## MATERIAL TO PROCESS:

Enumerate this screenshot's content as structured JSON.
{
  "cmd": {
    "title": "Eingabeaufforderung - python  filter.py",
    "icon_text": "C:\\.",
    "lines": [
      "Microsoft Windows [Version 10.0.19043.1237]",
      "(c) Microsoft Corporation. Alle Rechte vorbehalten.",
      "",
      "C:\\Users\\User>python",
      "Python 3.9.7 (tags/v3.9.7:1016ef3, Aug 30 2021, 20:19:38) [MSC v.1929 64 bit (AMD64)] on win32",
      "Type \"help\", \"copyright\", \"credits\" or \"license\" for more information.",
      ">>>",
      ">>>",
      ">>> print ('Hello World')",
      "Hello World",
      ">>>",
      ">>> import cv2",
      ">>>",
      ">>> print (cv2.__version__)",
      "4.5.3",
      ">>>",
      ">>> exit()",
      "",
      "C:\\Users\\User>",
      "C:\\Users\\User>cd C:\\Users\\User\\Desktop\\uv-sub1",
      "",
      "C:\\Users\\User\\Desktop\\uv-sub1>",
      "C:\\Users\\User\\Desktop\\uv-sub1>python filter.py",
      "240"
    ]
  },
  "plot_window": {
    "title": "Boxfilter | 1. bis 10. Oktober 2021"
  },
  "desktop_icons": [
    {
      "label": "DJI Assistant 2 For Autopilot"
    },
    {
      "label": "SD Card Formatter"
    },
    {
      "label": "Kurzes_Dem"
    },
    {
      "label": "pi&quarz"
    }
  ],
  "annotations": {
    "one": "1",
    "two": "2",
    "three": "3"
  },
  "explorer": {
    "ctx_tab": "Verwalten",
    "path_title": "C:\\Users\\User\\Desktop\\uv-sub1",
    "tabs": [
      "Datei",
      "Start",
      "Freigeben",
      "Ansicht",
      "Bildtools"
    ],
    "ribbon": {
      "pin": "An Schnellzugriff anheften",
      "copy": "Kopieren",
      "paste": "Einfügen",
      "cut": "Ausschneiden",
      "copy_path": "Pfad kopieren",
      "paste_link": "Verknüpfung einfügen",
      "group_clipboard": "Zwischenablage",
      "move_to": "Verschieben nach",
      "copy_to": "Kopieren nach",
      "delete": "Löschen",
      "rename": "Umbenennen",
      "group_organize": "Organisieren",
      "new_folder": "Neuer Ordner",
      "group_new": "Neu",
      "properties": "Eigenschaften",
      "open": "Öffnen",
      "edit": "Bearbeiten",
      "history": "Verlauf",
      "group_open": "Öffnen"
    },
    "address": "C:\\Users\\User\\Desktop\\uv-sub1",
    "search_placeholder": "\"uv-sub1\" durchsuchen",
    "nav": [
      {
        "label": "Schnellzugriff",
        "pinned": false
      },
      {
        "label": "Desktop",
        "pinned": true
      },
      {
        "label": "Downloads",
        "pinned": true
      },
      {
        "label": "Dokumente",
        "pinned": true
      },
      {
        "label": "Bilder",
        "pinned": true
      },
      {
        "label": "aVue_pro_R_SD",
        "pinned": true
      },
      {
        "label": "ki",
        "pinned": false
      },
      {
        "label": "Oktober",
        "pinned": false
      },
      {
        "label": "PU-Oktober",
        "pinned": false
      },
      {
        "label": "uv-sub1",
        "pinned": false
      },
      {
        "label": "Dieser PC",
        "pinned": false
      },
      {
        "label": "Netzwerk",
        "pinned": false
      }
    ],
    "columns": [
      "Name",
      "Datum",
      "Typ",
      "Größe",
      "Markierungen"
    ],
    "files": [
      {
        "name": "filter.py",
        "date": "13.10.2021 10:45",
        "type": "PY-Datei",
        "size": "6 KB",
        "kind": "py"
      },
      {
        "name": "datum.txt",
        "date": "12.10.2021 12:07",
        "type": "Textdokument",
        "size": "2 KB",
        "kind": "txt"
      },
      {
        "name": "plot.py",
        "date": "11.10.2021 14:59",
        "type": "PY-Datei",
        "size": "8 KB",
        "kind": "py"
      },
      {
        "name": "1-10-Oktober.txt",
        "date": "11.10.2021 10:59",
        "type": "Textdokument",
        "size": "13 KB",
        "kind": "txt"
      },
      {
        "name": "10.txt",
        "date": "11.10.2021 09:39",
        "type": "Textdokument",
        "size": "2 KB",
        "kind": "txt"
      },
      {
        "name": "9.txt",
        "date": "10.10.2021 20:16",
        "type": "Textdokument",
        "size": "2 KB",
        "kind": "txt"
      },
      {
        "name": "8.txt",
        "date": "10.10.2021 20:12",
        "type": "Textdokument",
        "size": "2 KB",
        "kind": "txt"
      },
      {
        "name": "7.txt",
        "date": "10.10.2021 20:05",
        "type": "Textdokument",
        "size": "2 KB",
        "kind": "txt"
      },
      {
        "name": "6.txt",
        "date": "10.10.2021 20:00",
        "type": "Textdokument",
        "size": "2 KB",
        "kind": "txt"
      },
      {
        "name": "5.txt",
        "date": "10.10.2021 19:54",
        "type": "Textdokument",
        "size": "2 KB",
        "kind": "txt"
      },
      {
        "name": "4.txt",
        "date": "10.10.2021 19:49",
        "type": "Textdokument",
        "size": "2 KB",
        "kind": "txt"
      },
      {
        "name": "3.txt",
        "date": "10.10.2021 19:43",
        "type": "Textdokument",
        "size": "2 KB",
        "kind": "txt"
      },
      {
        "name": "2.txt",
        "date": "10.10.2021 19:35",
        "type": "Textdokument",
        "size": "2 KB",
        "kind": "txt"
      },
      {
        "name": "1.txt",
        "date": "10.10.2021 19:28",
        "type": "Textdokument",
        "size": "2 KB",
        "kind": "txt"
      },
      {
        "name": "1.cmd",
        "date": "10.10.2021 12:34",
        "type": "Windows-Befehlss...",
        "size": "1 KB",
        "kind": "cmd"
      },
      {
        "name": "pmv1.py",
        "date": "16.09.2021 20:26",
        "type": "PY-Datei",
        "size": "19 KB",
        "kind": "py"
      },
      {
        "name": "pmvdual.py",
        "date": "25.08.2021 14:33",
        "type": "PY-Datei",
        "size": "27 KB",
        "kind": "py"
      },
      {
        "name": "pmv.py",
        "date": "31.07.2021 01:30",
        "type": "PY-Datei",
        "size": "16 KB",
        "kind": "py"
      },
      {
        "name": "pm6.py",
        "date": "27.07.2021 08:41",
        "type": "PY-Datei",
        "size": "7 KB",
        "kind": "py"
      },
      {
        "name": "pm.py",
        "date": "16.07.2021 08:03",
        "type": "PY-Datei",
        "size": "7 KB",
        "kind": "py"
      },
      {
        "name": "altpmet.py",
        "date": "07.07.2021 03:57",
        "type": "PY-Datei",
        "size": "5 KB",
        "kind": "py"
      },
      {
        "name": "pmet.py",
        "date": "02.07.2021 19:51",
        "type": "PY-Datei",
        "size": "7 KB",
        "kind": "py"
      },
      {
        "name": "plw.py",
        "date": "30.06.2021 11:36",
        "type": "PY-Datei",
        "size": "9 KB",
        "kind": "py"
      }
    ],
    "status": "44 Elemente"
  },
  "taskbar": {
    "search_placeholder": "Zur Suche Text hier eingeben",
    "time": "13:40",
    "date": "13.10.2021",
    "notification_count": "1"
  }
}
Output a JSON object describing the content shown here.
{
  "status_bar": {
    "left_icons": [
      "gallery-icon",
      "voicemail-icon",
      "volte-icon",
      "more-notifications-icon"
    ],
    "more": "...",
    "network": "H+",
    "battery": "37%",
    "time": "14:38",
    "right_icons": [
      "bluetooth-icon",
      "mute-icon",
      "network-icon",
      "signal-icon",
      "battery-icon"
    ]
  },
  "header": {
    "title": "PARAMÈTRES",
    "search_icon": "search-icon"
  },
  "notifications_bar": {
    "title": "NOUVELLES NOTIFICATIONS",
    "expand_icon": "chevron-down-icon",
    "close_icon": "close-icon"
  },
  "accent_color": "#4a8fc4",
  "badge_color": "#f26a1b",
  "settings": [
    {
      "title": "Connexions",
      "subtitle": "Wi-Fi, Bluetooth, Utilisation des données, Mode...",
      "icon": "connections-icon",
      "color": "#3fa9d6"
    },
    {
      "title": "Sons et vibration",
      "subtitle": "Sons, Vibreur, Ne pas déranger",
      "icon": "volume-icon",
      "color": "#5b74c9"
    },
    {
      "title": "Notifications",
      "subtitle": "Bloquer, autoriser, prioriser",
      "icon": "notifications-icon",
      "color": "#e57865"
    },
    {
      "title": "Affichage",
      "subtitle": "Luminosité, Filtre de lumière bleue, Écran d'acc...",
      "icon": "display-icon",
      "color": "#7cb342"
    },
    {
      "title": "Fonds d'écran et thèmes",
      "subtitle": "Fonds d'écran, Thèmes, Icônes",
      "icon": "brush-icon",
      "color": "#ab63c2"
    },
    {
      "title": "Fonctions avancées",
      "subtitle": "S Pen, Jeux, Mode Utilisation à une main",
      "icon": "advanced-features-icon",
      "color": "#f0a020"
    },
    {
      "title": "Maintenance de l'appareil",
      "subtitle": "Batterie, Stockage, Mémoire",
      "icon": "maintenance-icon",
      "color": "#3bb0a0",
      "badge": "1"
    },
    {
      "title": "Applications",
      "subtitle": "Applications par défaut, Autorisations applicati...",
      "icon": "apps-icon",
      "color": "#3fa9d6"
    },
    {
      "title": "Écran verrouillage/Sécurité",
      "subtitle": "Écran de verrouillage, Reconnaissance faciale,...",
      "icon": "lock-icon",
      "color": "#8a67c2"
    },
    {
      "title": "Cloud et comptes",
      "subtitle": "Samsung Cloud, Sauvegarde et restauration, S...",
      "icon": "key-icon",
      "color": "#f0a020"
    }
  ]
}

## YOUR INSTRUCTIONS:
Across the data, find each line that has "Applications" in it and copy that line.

## ANSWER SPACE:
      "title": "Applications",
      "subtitle": "Applications par défaut, Autorisations applicati...",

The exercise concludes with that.